TRY IT →
Reproduce word for word the line that contains "Convert this screenshot" and each line that follows it, stopping after the final line of the material.

SUPPLIED ENTRIES →
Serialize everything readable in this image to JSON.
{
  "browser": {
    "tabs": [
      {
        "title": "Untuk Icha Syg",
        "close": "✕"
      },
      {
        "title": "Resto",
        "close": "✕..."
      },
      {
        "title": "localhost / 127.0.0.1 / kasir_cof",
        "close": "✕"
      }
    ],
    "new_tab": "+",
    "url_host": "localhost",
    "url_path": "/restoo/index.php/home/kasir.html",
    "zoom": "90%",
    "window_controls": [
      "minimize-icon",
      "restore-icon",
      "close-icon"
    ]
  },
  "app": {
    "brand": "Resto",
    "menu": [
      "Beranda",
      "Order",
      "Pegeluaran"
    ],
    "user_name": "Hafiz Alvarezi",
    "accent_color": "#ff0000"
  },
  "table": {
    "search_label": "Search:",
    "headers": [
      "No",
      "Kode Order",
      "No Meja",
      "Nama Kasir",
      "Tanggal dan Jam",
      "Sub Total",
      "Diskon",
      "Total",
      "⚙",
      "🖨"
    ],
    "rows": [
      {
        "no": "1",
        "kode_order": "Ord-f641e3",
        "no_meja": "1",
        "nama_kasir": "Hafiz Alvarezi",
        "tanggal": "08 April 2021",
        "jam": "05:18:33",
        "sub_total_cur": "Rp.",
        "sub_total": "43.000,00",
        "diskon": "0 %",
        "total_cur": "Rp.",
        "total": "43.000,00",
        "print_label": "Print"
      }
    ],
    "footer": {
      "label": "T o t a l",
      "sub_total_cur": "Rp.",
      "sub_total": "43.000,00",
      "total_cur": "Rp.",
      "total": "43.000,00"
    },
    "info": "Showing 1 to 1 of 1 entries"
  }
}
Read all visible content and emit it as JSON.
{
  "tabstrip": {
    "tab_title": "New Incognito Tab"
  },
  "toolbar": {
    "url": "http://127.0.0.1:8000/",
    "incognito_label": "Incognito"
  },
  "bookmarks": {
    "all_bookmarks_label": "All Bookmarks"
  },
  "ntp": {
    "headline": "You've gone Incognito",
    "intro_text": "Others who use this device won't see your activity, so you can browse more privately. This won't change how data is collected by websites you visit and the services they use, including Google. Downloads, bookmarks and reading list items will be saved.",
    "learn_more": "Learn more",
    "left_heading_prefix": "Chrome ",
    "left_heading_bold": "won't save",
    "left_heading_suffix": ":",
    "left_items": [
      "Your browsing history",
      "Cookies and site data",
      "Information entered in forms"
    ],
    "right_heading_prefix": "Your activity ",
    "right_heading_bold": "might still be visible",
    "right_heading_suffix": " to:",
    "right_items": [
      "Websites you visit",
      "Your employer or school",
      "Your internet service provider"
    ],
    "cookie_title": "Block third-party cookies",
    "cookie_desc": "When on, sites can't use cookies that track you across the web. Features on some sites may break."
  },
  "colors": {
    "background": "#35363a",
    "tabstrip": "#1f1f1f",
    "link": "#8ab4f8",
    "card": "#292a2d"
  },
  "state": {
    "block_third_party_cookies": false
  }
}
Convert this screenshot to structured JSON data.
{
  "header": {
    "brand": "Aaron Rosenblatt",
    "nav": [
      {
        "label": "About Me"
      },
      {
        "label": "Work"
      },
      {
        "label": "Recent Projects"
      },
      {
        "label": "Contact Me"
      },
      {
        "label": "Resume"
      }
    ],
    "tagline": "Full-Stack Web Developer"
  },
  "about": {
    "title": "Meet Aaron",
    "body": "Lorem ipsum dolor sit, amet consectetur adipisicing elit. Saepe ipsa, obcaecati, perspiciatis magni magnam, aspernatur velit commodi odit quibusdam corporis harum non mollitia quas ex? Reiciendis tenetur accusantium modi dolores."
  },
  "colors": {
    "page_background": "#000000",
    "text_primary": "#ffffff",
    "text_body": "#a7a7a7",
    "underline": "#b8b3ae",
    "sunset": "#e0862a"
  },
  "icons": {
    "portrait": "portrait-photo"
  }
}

ANSWER SECTION →
Convert this screenshot to structured JSON data.
{
  "header": {
    "brand": "Aaron Rosenblatt",
    "nav": [
      {
        "label": "About Me"
      },
      {
        "label": "Work"
      },
      {
        "label": "Recent Projects"
      },
      {
        "label": "Contact Me"
      },
      {
        "label": "Resume"
      }
    ],
    "tagline": "Full-Stack Web Developer"
  },
  "about": {
    "title": "Meet Aaron",
    "body": "Lorem ipsum dolor sit, amet consectetur adipisicing elit. Saepe ipsa, obcaecati, perspiciatis magni magnam, aspernatur velit commodi odit quibusdam corporis harum non mollitia quas ex? Reiciendis tenetur accusantium modi dolores."
  },
  "colors": {
    "page_background": "#000000",
    "text_primary": "#ffffff",
    "text_body": "#a7a7a7",
    "underline": "#b8b3ae",
    "sunset": "#e0862a"
  },
  "icons": {
    "portrait": "portrait-photo"
  }
}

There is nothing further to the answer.